Around mile five I guy I knew from the Alex triathlon passed me, it was the guy who swam in the same lane as me. I ran up next to him, got his attention and said hi. At the triathlon he ran faster than me, so I just assumed he'd continue to pull away. But I was feeling well, so I thought, I'll just keep up as long as I could, so I picked up the pace. Much to my surprise I passed him right around the 10k mark, and I didn't see him any after that. Speaking of the 10k mark, when I got there I was a surprising 5 minutes ahead of pace. This was, and would be, the only non-finish timer on the race course.
The next four miles went along pretty easy, though seriously mile seven seemed to go on forever, I literally thought they had misplaced the eight mile marker it went on so long. So it was a small blow to my ego when I was expecting to see the nine mile marker and it was an eight. At about mile 10 I was feeling pretty good and decided that I was going to start picking up the pace. There was a guy near me who was helping motivate me since he had caught me and passed me recently.
At about 11.5 we hit a segment of the course when there was a small loop, and you could see people who were about a mile ahead of a you. I was hoping to see Stu's daughter Sarah, originally I was thinking she would finish about 15 minutes ahead of me, but since I had been on pace to finish 10 minutes sooner I thought I might see her, which would have really made me feel good. I did not see her. Something that surprised me at this point was the number of walkers I was passing. From past races I know that most people finish between 2 hours and 2:10, people ahead of that are in the top 30%, so to see people walking was surprising.
With about a mile to go I really stepped up the pace, I was feeling great and was excited to see what my time was. I had dropped the guy who passed me two miles previous, and was basically just passing people. I don't remember being passed by anyone at that time.
We ran around the Fargodome, I saw my mother-in-law and my two oldest kids.
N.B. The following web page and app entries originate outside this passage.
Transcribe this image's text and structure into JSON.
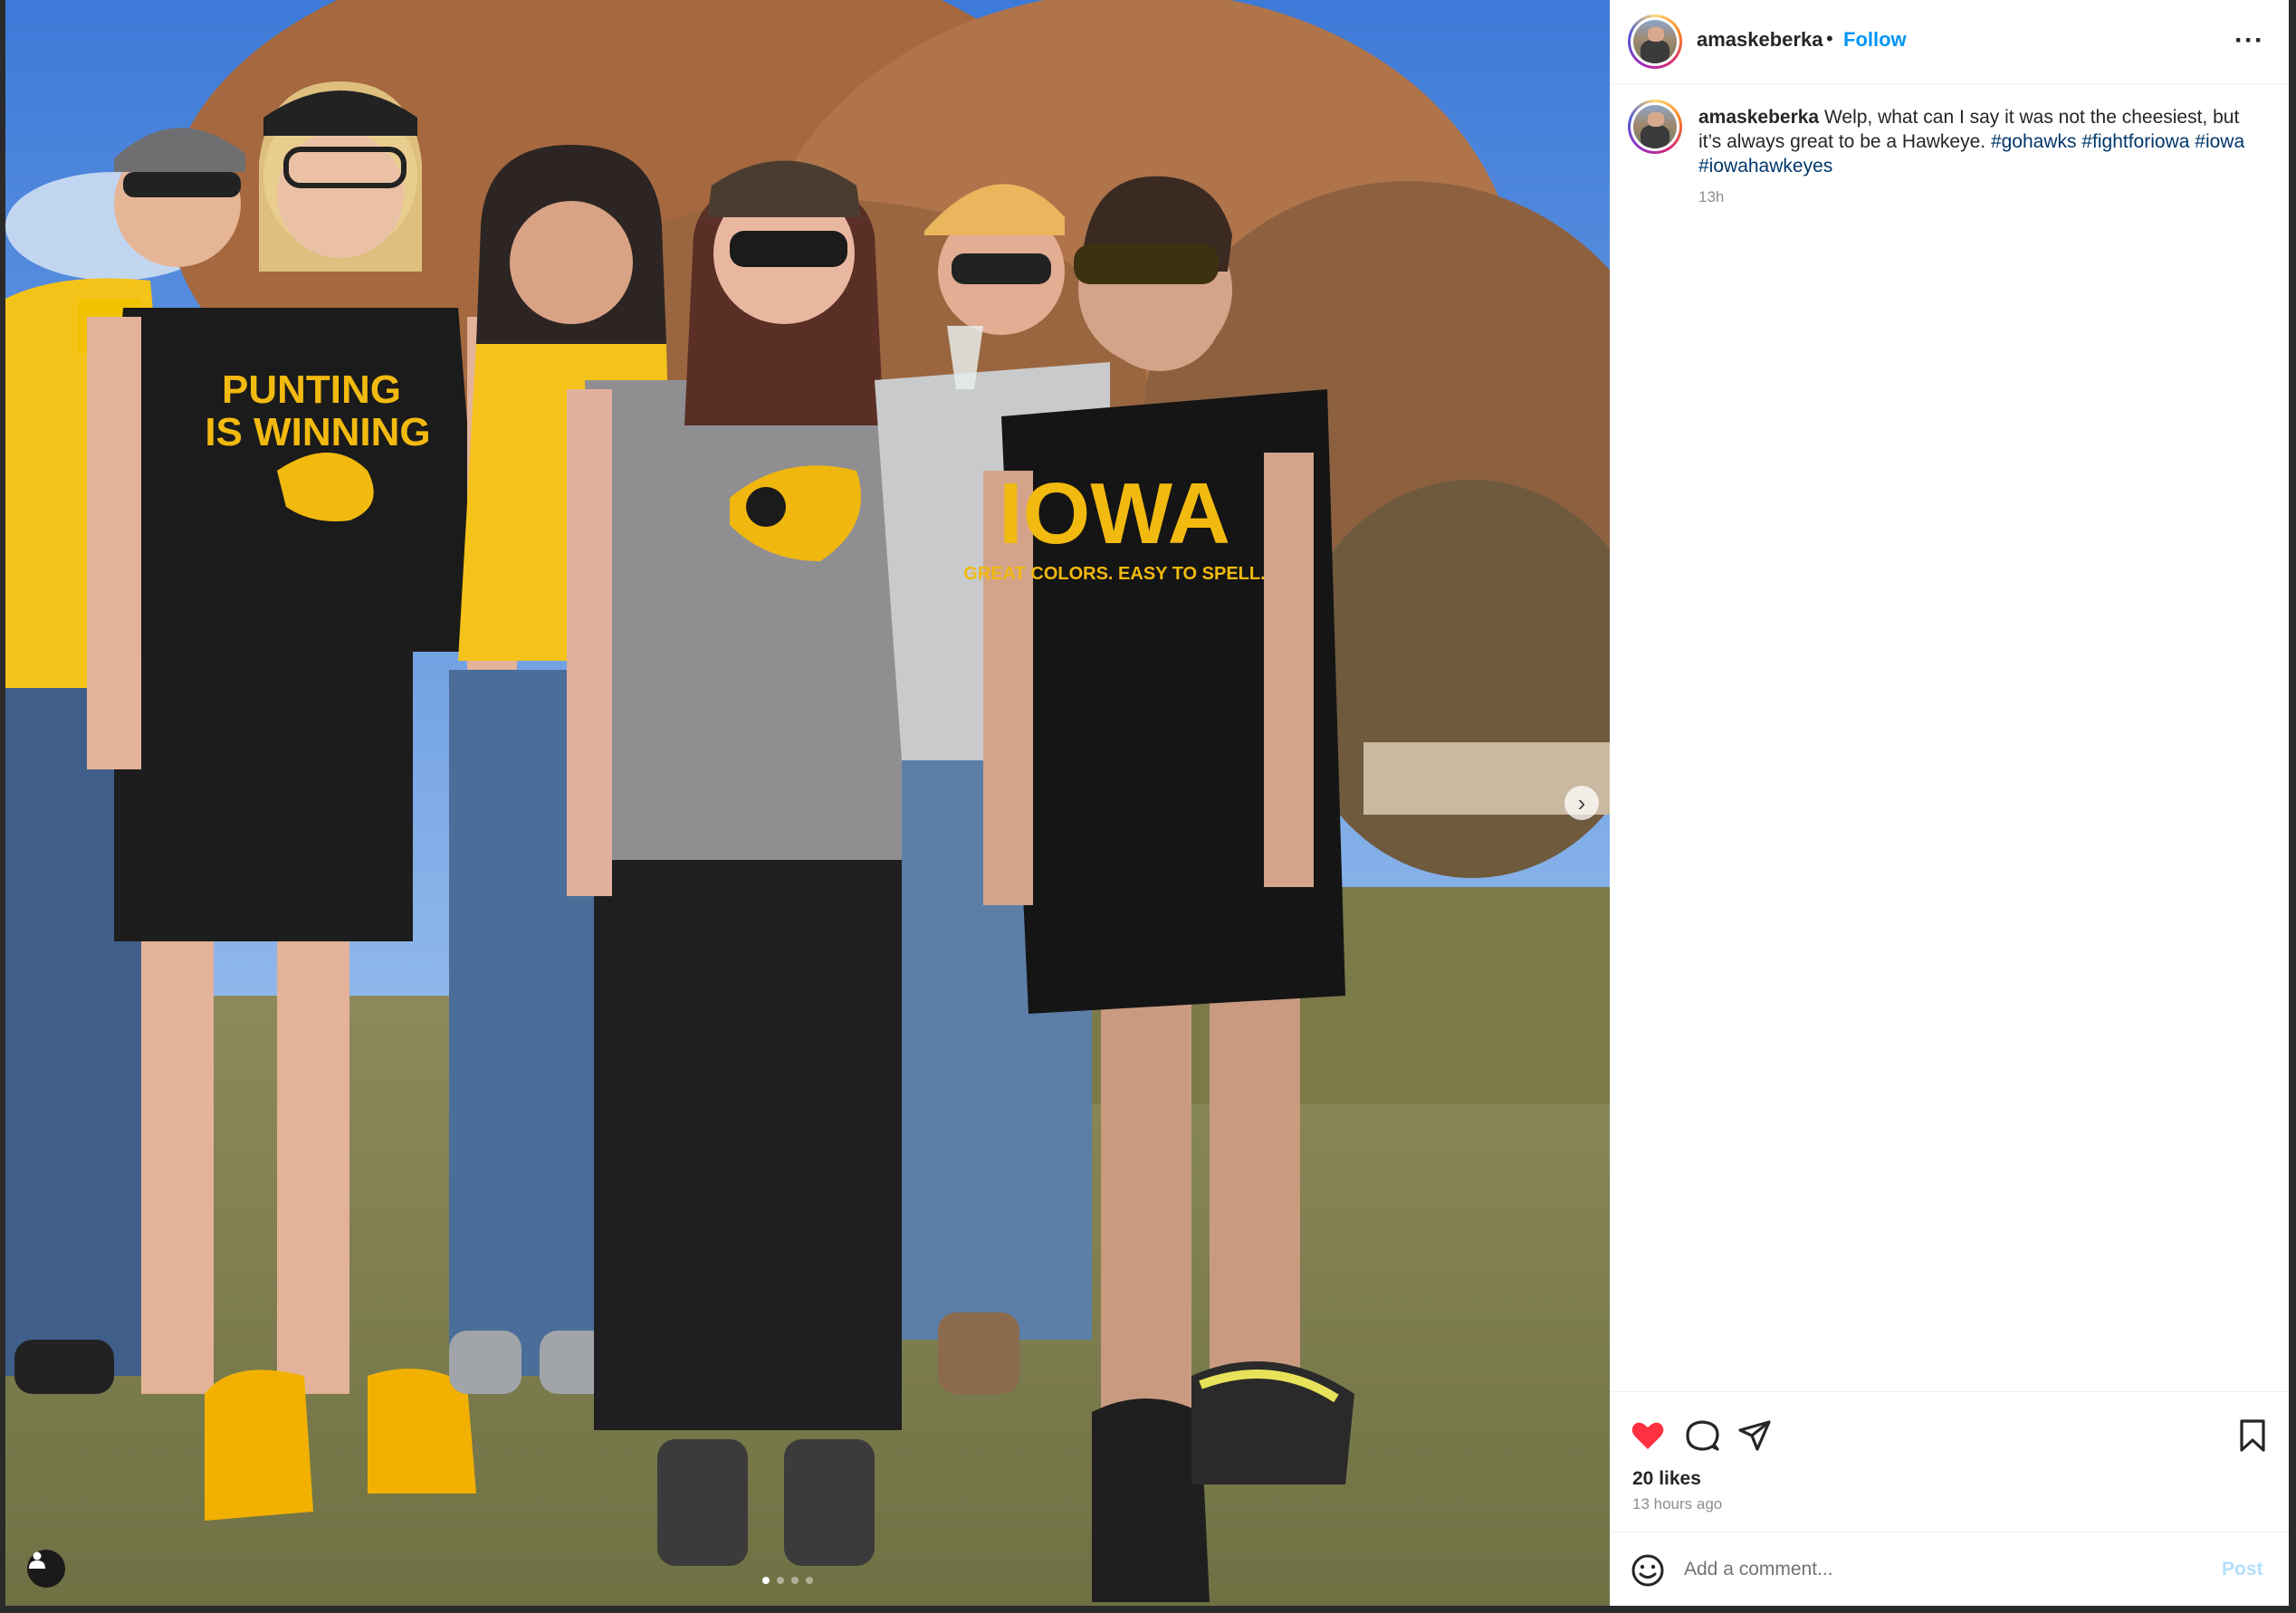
{
  "post": {
    "username": "amaskeberka",
    "separator": "•",
    "follow_label": "Follow",
    "more_label": "···",
    "caption_user": "amaskeberka",
    "caption_text": " Welp, what can I say it was not the cheesiest, but it’s always great to be a Hawkeye. ",
    "hashtags": [
      "#gohawks",
      "#fightforiowa",
      "#iowa",
      "#iowahawkeyes"
    ],
    "caption_time": "13h",
    "likes_label": "20 likes",
    "age_label": "13 hours ago",
    "liked": true,
    "carousel_index": 1,
    "carousel_count": 4
  },
  "photo": {
    "shirt_texts": [
      "PUNTING",
      "IS WINNING",
      "IOWA",
      "GREAT COLORS. EASY TO SPELL."
    ]
  },
  "comment": {
    "placeholder": "Add a comment...",
    "post_label": "Post"
  },
  "icons": {
    "like": "heart-icon",
    "comment": "comment-icon",
    "share": "share-icon",
    "save": "bookmark-icon",
    "emoji": "emoji-icon",
    "next": "chevron-right-icon",
    "tag": "user-tag-icon"
  },
  "colors": {
    "accent": "#0095f6",
    "like": "#ff3040",
    "hashtag": "#00376b",
    "post_disabled": "#b3dffc",
    "hawkeye_gold": "#f5b400"
  }
}
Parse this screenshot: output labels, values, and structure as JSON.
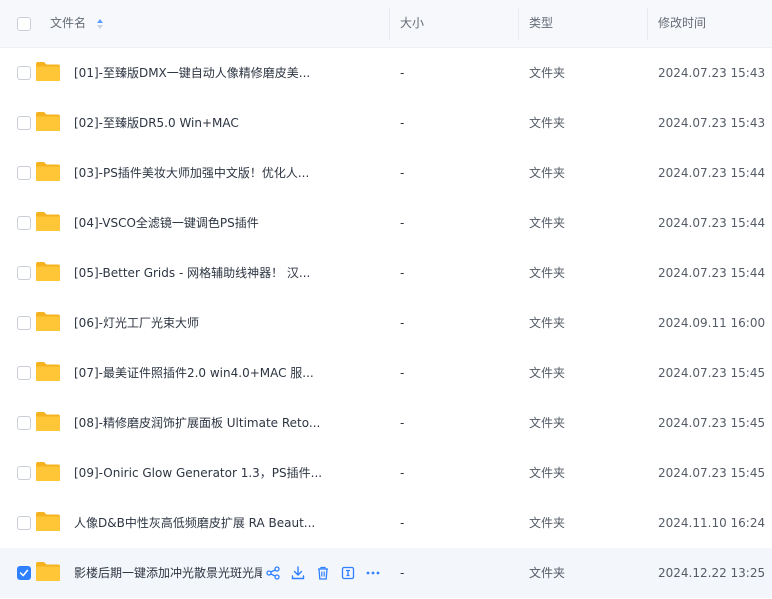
{
  "header": {
    "name": "文件名",
    "size": "大小",
    "type": "类型",
    "modified": "修改时间"
  },
  "rows": [
    {
      "name": "[01]-至臻版DMX一键自动人像精修磨皮美...",
      "size": "-",
      "type": "文件夹",
      "modified": "2024.07.23 15:43",
      "selected": false
    },
    {
      "name": "[02]-至臻版DR5.0 Win+MAC",
      "size": "-",
      "type": "文件夹",
      "modified": "2024.07.23 15:43",
      "selected": false
    },
    {
      "name": "[03]-PS插件美妆大师加强中文版！优化人...",
      "size": "-",
      "type": "文件夹",
      "modified": "2024.07.23 15:44",
      "selected": false
    },
    {
      "name": "[04]-VSCO全滤镜一键调色PS插件",
      "size": "-",
      "type": "文件夹",
      "modified": "2024.07.23 15:44",
      "selected": false
    },
    {
      "name": "[05]-Better Grids - 网格辅助线神器！ 汉...",
      "size": "-",
      "type": "文件夹",
      "modified": "2024.07.23 15:44",
      "selected": false
    },
    {
      "name": "[06]-灯光工厂光束大师",
      "size": "-",
      "type": "文件夹",
      "modified": "2024.09.11 16:00",
      "selected": false
    },
    {
      "name": "[07]-最美证件照插件2.0 win4.0+MAC 服...",
      "size": "-",
      "type": "文件夹",
      "modified": "2024.07.23 15:45",
      "selected": false
    },
    {
      "name": "[08]-精修磨皮润饰扩展面板 Ultimate Reto...",
      "size": "-",
      "type": "文件夹",
      "modified": "2024.07.23 15:45",
      "selected": false
    },
    {
      "name": "[09]-Oniric Glow Generator 1.3，PS插件...",
      "size": "-",
      "type": "文件夹",
      "modified": "2024.07.23 15:45",
      "selected": false
    },
    {
      "name": "人像D&B中性灰高低频磨皮扩展 RA Beaut...",
      "size": "-",
      "type": "文件夹",
      "modified": "2024.11.10 16:24",
      "selected": false
    },
    {
      "name": "影楼后期一键添加冲光散景光斑光尾",
      "size": "-",
      "type": "文件夹",
      "modified": "2024.12.22 13:25",
      "selected": true
    }
  ],
  "icons": {
    "folder": "folder-icon",
    "share": "share-icon",
    "download": "download-icon",
    "delete": "trash-icon",
    "rename": "rename-icon",
    "more": "more-icon",
    "sort": "sort-icon"
  },
  "colors": {
    "accent": "#2f80ff",
    "folder": "#ffc637",
    "folder_back": "#f5b320",
    "selected_row": "#f3f6fb",
    "header_bg": "#f7f8fb"
  }
}
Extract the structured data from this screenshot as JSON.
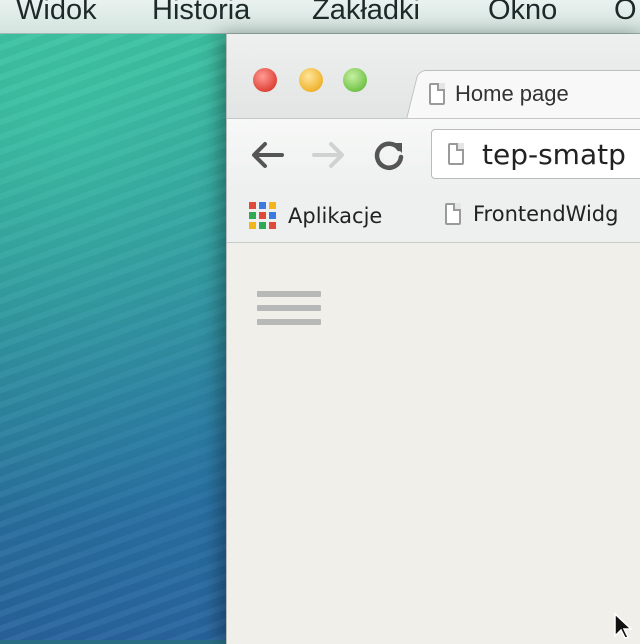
{
  "menubar": {
    "items": [
      "Widok",
      "Historia",
      "Zakładki",
      "Okno",
      "O"
    ]
  },
  "browser": {
    "tab": {
      "title": "Home page",
      "icon": "page-icon"
    },
    "toolbar": {
      "back_icon": "arrow-left-icon",
      "forward_icon": "arrow-right-icon",
      "reload_icon": "reload-icon",
      "url": "tep-smatp"
    },
    "bookmarks": [
      {
        "label": "Aplikacje",
        "icon": "apps-grid-icon"
      },
      {
        "label": "FrontendWidg",
        "icon": "page-icon"
      }
    ],
    "content": {
      "menu_icon": "hamburger-menu-icon"
    }
  },
  "colors": {
    "close": "#e0443a",
    "minimize": "#efb431",
    "maximize": "#74c44b",
    "apps_grid": [
      "#e04a3a",
      "#3b7be0",
      "#f2b51c",
      "#2eaa52",
      "#e04a3a",
      "#3b7be0",
      "#f2b51c",
      "#2eaa52",
      "#e04a3a"
    ]
  }
}
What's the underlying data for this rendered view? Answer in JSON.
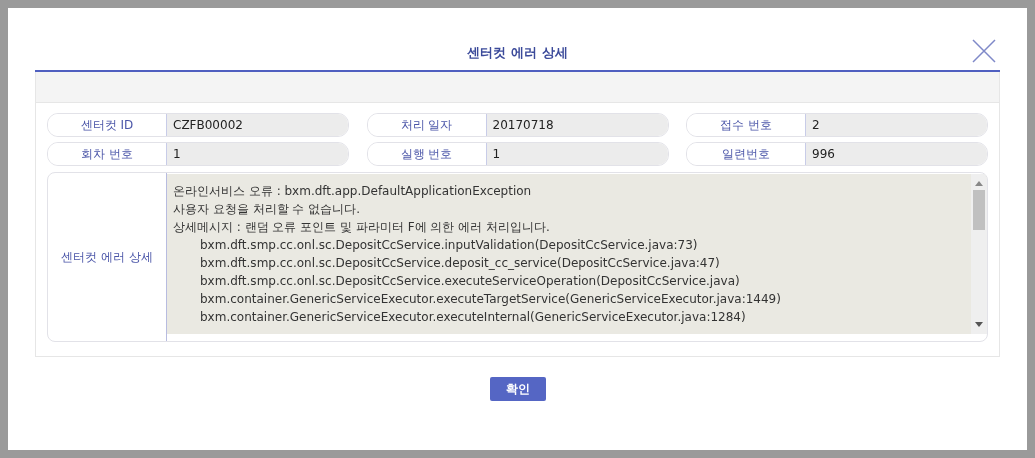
{
  "dialog": {
    "title": "센터컷 에러 상세"
  },
  "fields": [
    {
      "label": "센터컷 ID",
      "value": "CZFB00002"
    },
    {
      "label": "처리 일자",
      "value": "20170718"
    },
    {
      "label": "접수 번호",
      "value": "2"
    },
    {
      "label": "회차 번호",
      "value": "1"
    },
    {
      "label": "실행 번호",
      "value": "1"
    },
    {
      "label": "일련번호",
      "value": "996"
    }
  ],
  "error_detail": {
    "label": "센터컷 에러 상세",
    "lines": [
      {
        "kind": "message",
        "text": "온라인서비스 오류 : bxm.dft.app.DefaultApplicationException"
      },
      {
        "kind": "message",
        "text": "사용자 요청을 처리할 수 없습니다."
      },
      {
        "kind": "message",
        "text": "상세메시지 : 랜덤 오류 포인트 및 파라미터 F에 의한 에러 처리입니다."
      },
      {
        "kind": "trace",
        "text": "bxm.dft.smp.cc.onl.sc.DepositCcService.inputValidation(DepositCcService.java:73)"
      },
      {
        "kind": "trace",
        "text": "bxm.dft.smp.cc.onl.sc.DepositCcService.deposit_cc_service(DepositCcService.java:47)"
      },
      {
        "kind": "trace",
        "text": "bxm.dft.smp.cc.onl.sc.DepositCcService.executeServiceOperation(DepositCcService.java)"
      },
      {
        "kind": "trace",
        "text": "bxm.container.GenericServiceExecutor.executeTargetService(GenericServiceExecutor.java:1449)"
      },
      {
        "kind": "trace",
        "text": "bxm.container.GenericServiceExecutor.executeInternal(GenericServiceExecutor.java:1284)"
      }
    ]
  },
  "buttons": [
    {
      "label": "확인"
    }
  ]
}
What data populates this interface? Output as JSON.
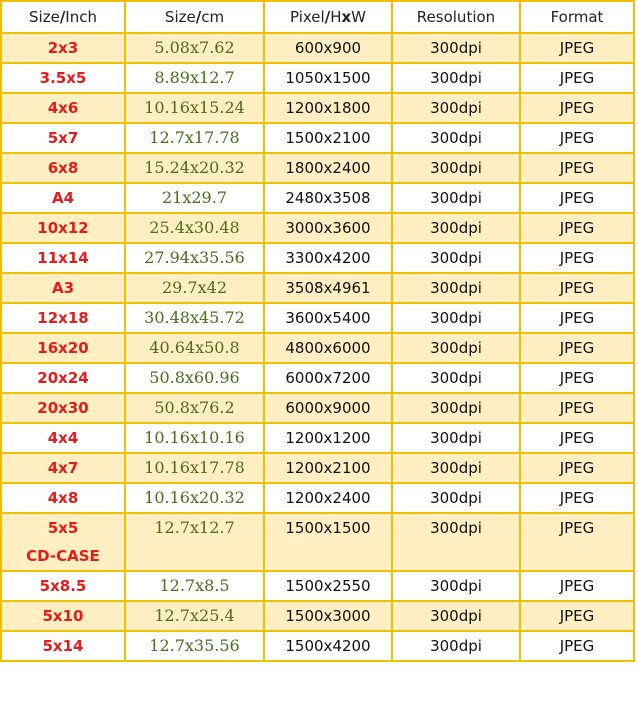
{
  "headers": {
    "size_inch": [
      "Size",
      "/",
      "Inch"
    ],
    "size_cm": [
      "Size",
      "/",
      "cm"
    ],
    "pixel": [
      "Pixel",
      "/",
      "H",
      "x",
      "W"
    ],
    "resolution": "Resolution",
    "format": "Format"
  },
  "rows": [
    {
      "inch": "2x3",
      "cm": "5.08x7.62",
      "pixel": "600x900",
      "resolution": "300dpi",
      "format": "JPEG"
    },
    {
      "inch": "3.5x5",
      "cm": "8.89x12.7",
      "pixel": "1050x1500",
      "resolution": "300dpi",
      "format": "JPEG"
    },
    {
      "inch": "4x6",
      "cm": "10.16x15.24",
      "pixel": "1200x1800",
      "resolution": "300dpi",
      "format": "JPEG"
    },
    {
      "inch": "5x7",
      "cm": "12.7x17.78",
      "pixel": "1500x2100",
      "resolution": "300dpi",
      "format": "JPEG"
    },
    {
      "inch": "6x8",
      "cm": "15.24x20.32",
      "pixel": "1800x2400",
      "resolution": "300dpi",
      "format": "JPEG"
    },
    {
      "inch": "A4",
      "cm": "21x29.7",
      "pixel": "2480x3508",
      "resolution": "300dpi",
      "format": "JPEG"
    },
    {
      "inch": "10x12",
      "cm": "25.4x30.48",
      "pixel": "3000x3600",
      "resolution": "300dpi",
      "format": "JPEG"
    },
    {
      "inch": "11x14",
      "cm": "27.94x35.56",
      "pixel": "3300x4200",
      "resolution": "300dpi",
      "format": "JPEG"
    },
    {
      "inch": "A3",
      "cm": "29.7x42",
      "pixel": "3508x4961",
      "resolution": "300dpi",
      "format": "JPEG"
    },
    {
      "inch": "12x18",
      "cm": "30.48x45.72",
      "pixel": "3600x5400",
      "resolution": "300dpi",
      "format": "JPEG"
    },
    {
      "inch": "16x20",
      "cm": "40.64x50.8",
      "pixel": "4800x6000",
      "resolution": "300dpi",
      "format": "JPEG"
    },
    {
      "inch": "20x24",
      "cm": "50.8x60.96",
      "pixel": "6000x7200",
      "resolution": "300dpi",
      "format": "JPEG"
    },
    {
      "inch": "20x30",
      "cm": "50.8x76.2",
      "pixel": "6000x9000",
      "resolution": "300dpi",
      "format": "JPEG"
    },
    {
      "inch": "4x4",
      "cm": "10.16x10.16",
      "pixel": "1200x1200",
      "resolution": "300dpi",
      "format": "JPEG"
    },
    {
      "inch": "4x7",
      "cm": "10.16x17.78",
      "pixel": "1200x2100",
      "resolution": "300dpi",
      "format": "JPEG"
    },
    {
      "inch": "4x8",
      "cm": "10.16x20.32",
      "pixel": "1200x2400",
      "resolution": "300dpi",
      "format": "JPEG"
    },
    {
      "inch": "5x5",
      "inch_note": "CD-CASE",
      "cm": "12.7x12.7",
      "pixel": "1500x1500",
      "resolution": "300dpi",
      "format": "JPEG"
    },
    {
      "inch": "5x8.5",
      "cm": "12.7x8.5",
      "pixel": "1500x2550",
      "resolution": "300dpi",
      "format": "JPEG"
    },
    {
      "inch": "5x10",
      "cm": "12.7x25.4",
      "pixel": "1500x3000",
      "resolution": "300dpi",
      "format": "JPEG"
    },
    {
      "inch": "5x14",
      "cm": "12.7x35.56",
      "pixel": "1500x4200",
      "resolution": "300dpi",
      "format": "JPEG"
    }
  ],
  "colors": {
    "border": "#F0C000",
    "alt_row": "#FFEFC2",
    "inch_text": "#E31C1C",
    "cm_text": "#4B6E1A"
  }
}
I ran over and said hi and then ran into the dome and across the finish line. The time on the clock was surprising. I didn't know exactly what it meant since I wasn't sure when I crossed the start line, but no matter what I had beat my goal.
I was a little out of sorts, someone handed me a water and put a medal around my neck. I grabbed some cookies, and then I back out to cheer on the the other two runners.
|The finish line is inside in a arena. Since the weather (dry and mid-50s) was great running weather, its not great spectating weather this helps keep people warm|
|Overall Place||426 / 5,746|
|Division Place||47 / 315|
So I'm very happy with this. It's a personal best and it means that the effort I've been putting is paying off.
It was a ton of fun racing with family, after I got done with my race I headed back out on the course and cheered my sister-in-law and wife toward the finish of their first half marathon. It is not a small accomplishment and I am very proud of them.
I also want to say thanks to all of the family that came out and shared the weekend with us. It, of course, it always better to have people you know at the end of the race to cheer you on.